Data listing below:
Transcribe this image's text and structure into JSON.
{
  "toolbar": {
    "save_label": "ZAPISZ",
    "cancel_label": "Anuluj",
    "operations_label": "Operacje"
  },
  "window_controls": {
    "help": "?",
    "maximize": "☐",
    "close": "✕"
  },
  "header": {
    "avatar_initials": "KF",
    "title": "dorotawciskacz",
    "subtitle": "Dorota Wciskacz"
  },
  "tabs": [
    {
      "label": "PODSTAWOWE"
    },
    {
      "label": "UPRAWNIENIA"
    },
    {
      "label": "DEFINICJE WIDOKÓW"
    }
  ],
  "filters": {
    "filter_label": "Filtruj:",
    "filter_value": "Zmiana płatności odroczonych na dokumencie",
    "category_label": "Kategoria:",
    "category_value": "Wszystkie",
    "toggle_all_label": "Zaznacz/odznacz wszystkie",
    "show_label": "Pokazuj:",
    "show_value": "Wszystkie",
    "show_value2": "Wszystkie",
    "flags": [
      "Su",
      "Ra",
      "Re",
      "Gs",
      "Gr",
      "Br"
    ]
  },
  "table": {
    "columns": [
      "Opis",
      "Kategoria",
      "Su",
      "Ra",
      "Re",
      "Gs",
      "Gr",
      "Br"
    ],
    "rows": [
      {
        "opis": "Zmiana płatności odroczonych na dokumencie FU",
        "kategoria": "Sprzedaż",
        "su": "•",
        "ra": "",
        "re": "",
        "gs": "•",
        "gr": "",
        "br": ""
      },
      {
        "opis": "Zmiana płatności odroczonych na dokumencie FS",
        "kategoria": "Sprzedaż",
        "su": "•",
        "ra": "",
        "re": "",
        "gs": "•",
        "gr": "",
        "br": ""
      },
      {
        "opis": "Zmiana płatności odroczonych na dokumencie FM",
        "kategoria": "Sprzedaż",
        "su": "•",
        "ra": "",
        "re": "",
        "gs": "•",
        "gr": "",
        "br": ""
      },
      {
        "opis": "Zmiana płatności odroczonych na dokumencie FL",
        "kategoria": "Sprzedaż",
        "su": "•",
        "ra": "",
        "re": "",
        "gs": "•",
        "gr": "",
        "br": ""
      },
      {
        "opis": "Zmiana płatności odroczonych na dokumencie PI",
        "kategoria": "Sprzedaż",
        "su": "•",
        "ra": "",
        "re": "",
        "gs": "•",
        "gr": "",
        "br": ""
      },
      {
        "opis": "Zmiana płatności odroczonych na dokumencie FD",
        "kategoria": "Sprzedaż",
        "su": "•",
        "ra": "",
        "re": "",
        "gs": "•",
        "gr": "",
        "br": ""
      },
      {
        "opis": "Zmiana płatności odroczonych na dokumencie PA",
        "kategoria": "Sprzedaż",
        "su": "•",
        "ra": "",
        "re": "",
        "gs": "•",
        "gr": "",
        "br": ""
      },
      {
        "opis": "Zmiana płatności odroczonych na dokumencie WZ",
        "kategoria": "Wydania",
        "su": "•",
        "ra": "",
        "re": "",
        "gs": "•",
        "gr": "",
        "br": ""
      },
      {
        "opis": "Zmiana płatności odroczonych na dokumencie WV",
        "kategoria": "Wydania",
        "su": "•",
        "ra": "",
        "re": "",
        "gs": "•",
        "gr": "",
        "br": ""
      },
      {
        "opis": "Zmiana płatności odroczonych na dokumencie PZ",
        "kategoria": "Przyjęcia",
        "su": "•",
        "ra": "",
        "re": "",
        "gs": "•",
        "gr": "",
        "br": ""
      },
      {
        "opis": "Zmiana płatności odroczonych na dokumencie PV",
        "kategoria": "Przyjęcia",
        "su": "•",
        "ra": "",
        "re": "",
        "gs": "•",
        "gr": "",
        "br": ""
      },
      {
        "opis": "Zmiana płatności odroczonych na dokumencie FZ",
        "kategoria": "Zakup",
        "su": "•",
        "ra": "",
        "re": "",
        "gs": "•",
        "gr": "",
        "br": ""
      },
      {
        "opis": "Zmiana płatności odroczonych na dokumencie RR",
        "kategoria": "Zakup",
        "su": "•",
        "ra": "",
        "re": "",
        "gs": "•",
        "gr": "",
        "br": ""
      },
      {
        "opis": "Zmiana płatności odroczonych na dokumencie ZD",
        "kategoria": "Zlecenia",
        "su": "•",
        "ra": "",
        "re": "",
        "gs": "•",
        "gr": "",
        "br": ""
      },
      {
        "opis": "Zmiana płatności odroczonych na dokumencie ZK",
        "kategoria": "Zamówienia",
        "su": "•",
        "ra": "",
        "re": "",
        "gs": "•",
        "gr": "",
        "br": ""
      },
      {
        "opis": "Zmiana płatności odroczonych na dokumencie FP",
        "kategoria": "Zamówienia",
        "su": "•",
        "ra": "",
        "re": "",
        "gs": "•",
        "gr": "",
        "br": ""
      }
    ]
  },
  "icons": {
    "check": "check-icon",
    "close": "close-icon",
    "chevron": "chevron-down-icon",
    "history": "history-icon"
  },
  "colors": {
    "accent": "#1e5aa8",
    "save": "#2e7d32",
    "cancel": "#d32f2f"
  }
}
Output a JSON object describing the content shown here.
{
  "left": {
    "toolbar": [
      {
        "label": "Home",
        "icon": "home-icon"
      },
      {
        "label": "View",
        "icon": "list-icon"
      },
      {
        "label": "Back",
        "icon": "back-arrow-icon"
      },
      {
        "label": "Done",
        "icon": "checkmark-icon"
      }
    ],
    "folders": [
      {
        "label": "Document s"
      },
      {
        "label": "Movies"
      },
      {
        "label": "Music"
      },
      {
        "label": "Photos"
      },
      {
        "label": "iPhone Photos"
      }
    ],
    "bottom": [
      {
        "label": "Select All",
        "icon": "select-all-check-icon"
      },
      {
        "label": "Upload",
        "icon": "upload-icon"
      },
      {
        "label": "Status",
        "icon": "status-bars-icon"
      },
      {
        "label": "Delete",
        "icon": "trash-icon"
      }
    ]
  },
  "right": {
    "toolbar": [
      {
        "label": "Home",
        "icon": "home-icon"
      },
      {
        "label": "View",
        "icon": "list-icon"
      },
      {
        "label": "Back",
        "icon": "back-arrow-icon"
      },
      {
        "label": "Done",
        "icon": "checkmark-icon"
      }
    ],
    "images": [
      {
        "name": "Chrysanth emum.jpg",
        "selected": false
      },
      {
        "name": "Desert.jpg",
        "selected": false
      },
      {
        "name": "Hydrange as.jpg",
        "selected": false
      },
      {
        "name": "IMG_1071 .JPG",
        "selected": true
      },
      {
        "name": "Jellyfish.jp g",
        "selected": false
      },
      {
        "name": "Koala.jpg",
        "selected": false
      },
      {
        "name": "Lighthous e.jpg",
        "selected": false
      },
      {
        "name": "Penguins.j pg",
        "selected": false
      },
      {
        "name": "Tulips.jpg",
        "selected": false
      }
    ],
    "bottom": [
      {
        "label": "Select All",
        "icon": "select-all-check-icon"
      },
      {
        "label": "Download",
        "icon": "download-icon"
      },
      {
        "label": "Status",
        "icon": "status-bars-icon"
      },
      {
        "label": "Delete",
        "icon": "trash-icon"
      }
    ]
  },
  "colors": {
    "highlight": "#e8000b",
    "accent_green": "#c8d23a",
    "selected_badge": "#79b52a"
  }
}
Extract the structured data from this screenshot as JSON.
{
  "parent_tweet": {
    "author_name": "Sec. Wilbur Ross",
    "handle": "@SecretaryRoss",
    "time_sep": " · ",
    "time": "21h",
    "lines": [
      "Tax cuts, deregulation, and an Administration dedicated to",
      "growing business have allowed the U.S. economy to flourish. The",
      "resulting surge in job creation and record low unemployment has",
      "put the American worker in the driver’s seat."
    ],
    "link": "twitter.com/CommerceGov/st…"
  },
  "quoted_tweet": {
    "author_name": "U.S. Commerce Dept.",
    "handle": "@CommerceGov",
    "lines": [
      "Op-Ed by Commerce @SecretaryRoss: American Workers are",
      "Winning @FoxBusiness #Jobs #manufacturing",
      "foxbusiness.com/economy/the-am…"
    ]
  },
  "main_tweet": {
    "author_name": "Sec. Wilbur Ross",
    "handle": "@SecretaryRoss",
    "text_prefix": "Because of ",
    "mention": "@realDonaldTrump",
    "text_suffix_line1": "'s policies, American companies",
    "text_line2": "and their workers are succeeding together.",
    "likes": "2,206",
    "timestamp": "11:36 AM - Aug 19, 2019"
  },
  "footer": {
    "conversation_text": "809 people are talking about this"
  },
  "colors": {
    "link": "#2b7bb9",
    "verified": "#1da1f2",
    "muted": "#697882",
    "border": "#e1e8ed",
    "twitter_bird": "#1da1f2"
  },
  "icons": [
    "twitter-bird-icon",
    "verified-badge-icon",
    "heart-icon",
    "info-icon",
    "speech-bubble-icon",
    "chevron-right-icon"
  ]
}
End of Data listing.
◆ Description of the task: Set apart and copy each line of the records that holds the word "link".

◆ Solved problem:
    "link": "twitter.com/CommerceGov/st…"
    "link": "#2b7bb9",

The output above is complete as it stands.